The Afghan Taliban has not accepted Gulbuddin Hekmatyar as a mediator. The US tried for years to bring the Afghan Taliban on board but did not succeed. The QCG largely remained defunct for the same reason - Afghan Taliban refusing talks till US-NATO troops left Afghanistan. But that is not the only reason why the QCG was unsuccessful; US policy in Afghanistan remains ambiguous and China-Pakistan have their own strategic designs in Afghanistan, with Pakistan enlarging her strategic depth in Afghanistan through proxy forces and China backing Pakistan. Interestingly, according to a former DG ISI of Pakistan, US forces killed Mullah Mansour, former Afghan Taliban Chief because he wanted to join the reconciliation process - implying US Doesn't want the QCG to succeed. The US also remains lackadaisical to Pakistan exporting terror to Afghanistan and India. That leaves only Afghanistan within the QCG grouping on the receiving end. To this, end President Ashraf Ghani has no doubts about the insincerity of Pakistan. Pakistani media, therefore, claiming some sort of diplomatic win on the sidelines of the SCO summit is actually laughable. Getting back to the Ashraf Ghani-Nawaz Sharif bilateral meeting in Kazakhstan, Pakistani media says that Nawaz Sharif recounted the human and economic sacrifices made by Pakistan in fighting terrorism in the meeting, which revolved around terrorism-related issues faced by the two neighbouring nations, adding, "Prime Minister Sharif joined President Ghani in condemning the recent terror attacks, especially the wave of violence in Kabul following a truck bomber in [the] centre of the city last week resulting in loss of life and injury of hundreds of people." The report goes on to say PM Sharif reiterated Pakistan's commitment to peace and stability in Afghanistan. He mentioned Pakistan's efforts for peace, stability and economic progress of Afghanistan and in hosting millions of 'brotherly' Afghans who have been residing in Pakistan for the past 37 years.
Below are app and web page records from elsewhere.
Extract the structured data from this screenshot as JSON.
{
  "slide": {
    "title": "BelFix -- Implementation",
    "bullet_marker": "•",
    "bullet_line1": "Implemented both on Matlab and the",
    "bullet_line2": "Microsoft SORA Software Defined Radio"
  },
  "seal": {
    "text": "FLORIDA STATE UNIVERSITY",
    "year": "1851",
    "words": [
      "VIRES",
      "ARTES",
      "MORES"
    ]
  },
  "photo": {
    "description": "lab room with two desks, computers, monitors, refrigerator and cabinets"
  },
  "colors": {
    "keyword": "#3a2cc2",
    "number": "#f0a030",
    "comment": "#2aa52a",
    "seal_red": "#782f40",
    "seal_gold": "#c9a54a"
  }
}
But most importantly why the QCG amounts to flogging a dead horse is because Pakistan will not stop exporting terrorism. Addressing a peace conference in Kabul on June 6, attended by foreign delegates from about two dozen countries, President Ghani accused Pakistan of instigating an "undeclared war of aggression" against his country after a series of deadly bombings in the capital Kabul in the past week. Afghanistan's National Directorate of Security (NDS) blamed the Taliban-allied Haqqani terrorist network for a bombing outside the diplomatic Green Zone in Kabul. The deadly truck bombing of May 31 was followed by three blasts on June 4 at a funeral attended by senior Afghan politicians, including Chief Executive Officer Abdullah Abdullah, who escaped unharmed. The Kabul government said the funeral was targeted by bombers trained at a seminary by Wahhabi zealots in Pakistan. Terror attacks are continuing in Afghanistan.